In the first place, she persisted in disbelieving the whole of the matter; secondly, she was very sure that Mr. Collins had been taken in; thirdly, she trusted they would never be happy together; and fourthly, that the match might be broken off. Two inferences, however, were plainly deduced from the whole: one, that Elizabeth was the real cause of all the mischief; and the other, that she herself had been barbarously used by them all; and on these two points she principally dwelt during the rest of the day. (Pride and Prejudice, Vol. I. Ch.23 p.85)
As a careful reader may observe, the root of Mrs. Bennet's skewed perception of the world can only lie in the fallacious assumption the she herself is at its very center. She immediately insists on denying any fact that gives disturbance to the notion that the universe was perhaps not designed in accordance with her opinions, especially in the case where such dire intelligence suggests that reality is in direct conflict with her wishes - such an attack to her pride being outrageous and utterly inconceivable. Following this initial denial she adds to it all possible situations, no matter how absurd, that might best mend her tattered ego. For instance, she concludes that the marriage in question, having made her unhappy, must have the same effect on the participating couple. Lastly, she finds an adequate means of comprehending the information in the decision that she žhad been barbarously used by them all"ůa belief by which she is enabled to maintain herself as the central figure in her world.
I can think of no one objection that will probably be raised against this argument, unless it be that Swift's wise Houyhnhnms are not, in general, ridiculous creatures. This I freely own, and I shall dwell a moment upon the distinction between these idealized equines and the culture at which the jibe is directed. Whereas the Houyhnhnms are less ridiculous in their disbelief than Mrs. Bennet in hers, the Europeans whom they parody are surely not, and both instances may be seen to attend to the same general prejudices and tendencies of European culture.

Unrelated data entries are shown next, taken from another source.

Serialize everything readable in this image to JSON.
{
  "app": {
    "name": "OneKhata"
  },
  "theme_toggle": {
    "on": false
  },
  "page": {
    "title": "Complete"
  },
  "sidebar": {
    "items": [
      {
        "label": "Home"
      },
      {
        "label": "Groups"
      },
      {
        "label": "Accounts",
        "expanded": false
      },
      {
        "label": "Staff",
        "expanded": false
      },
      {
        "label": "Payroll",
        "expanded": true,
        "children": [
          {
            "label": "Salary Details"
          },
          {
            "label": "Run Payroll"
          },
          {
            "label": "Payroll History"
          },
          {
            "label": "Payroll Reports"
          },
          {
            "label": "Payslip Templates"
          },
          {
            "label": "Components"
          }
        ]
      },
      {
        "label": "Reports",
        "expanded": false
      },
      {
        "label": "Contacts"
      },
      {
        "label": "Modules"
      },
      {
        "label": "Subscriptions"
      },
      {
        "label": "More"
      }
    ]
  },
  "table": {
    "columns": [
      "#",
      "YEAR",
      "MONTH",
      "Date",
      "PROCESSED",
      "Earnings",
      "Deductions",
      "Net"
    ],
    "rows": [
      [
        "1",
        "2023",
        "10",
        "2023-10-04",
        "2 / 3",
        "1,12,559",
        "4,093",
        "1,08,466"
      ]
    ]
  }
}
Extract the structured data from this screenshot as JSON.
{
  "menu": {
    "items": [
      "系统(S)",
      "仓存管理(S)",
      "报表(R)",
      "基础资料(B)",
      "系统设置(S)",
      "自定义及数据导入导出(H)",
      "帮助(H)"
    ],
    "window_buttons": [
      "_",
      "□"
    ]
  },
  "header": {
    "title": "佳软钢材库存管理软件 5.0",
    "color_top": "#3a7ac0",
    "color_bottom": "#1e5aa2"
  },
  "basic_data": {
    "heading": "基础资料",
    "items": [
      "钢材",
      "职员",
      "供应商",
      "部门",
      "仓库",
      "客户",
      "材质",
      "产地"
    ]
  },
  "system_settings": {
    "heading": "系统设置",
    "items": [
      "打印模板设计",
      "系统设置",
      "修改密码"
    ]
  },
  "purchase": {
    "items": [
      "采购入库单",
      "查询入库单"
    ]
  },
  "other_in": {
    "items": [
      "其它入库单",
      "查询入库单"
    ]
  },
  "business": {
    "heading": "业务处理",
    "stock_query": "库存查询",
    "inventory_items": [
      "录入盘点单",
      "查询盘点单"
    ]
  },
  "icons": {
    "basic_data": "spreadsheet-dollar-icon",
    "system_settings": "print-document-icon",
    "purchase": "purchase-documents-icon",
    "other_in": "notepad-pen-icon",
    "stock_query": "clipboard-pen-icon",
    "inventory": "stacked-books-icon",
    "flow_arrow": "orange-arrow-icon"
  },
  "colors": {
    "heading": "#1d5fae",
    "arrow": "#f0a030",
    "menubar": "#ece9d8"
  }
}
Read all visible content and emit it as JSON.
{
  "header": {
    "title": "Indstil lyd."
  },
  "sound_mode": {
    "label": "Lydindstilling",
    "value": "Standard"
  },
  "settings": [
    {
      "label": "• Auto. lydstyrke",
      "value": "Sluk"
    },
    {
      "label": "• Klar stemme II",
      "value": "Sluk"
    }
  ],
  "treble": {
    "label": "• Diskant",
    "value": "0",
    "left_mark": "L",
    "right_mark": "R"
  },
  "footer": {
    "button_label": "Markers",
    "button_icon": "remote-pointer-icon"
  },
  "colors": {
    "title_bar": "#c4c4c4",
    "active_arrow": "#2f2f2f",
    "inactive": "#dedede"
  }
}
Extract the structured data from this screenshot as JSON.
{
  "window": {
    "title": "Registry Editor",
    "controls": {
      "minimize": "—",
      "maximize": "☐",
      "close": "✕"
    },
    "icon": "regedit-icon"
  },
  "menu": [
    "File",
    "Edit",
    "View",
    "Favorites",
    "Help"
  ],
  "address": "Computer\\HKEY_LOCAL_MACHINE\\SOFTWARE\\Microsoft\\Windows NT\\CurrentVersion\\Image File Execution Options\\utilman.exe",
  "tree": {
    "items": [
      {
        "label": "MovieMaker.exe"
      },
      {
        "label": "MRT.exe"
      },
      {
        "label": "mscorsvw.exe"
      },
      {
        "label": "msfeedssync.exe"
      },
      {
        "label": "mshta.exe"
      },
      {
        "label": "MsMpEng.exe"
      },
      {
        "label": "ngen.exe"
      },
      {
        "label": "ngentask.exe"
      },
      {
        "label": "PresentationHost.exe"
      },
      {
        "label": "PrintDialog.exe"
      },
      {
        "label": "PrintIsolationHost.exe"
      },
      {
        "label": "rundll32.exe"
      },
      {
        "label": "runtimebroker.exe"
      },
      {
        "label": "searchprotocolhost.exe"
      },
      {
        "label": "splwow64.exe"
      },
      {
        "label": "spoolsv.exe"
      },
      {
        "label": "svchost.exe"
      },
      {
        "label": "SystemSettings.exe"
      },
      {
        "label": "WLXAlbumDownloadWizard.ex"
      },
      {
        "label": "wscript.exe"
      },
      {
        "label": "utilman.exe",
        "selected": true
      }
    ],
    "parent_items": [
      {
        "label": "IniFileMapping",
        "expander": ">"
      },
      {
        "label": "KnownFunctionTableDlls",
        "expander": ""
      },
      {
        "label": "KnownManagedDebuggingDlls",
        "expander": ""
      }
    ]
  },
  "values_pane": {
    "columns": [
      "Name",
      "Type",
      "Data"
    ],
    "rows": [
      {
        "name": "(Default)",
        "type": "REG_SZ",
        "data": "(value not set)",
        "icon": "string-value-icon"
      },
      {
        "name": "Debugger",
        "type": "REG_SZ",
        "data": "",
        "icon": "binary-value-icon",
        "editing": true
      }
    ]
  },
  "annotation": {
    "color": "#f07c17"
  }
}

Both as well are presented with a strong dramatic irony, the objects of which remain unaware of the humor of their conclusions, much as the fine-sighted Lilliputians in Gulliver's first voyage overlook the comedy of their competitive antics and inconsequential power.
Thus, gentle reader, I have given thee a faithful effort at delivering a common theme and method of those authors mentioned, as each confronts that wicked pride which clouds reason and honest judgement, and resides in the minds of the multitude of men. That Jonathan Swift and Jane Austen alike have characterized this flaw as that which makes a mockery of those who would be most solemn, and as indicting, in each case, those enlightened Yahoo cultures from which Gulliver sets out, is a claim that I can only hope needs no further justification. I here conclude my endeavors, and leave the judicious reader to his own remarks and applications..
Incorporated in the Victorian Web July 2000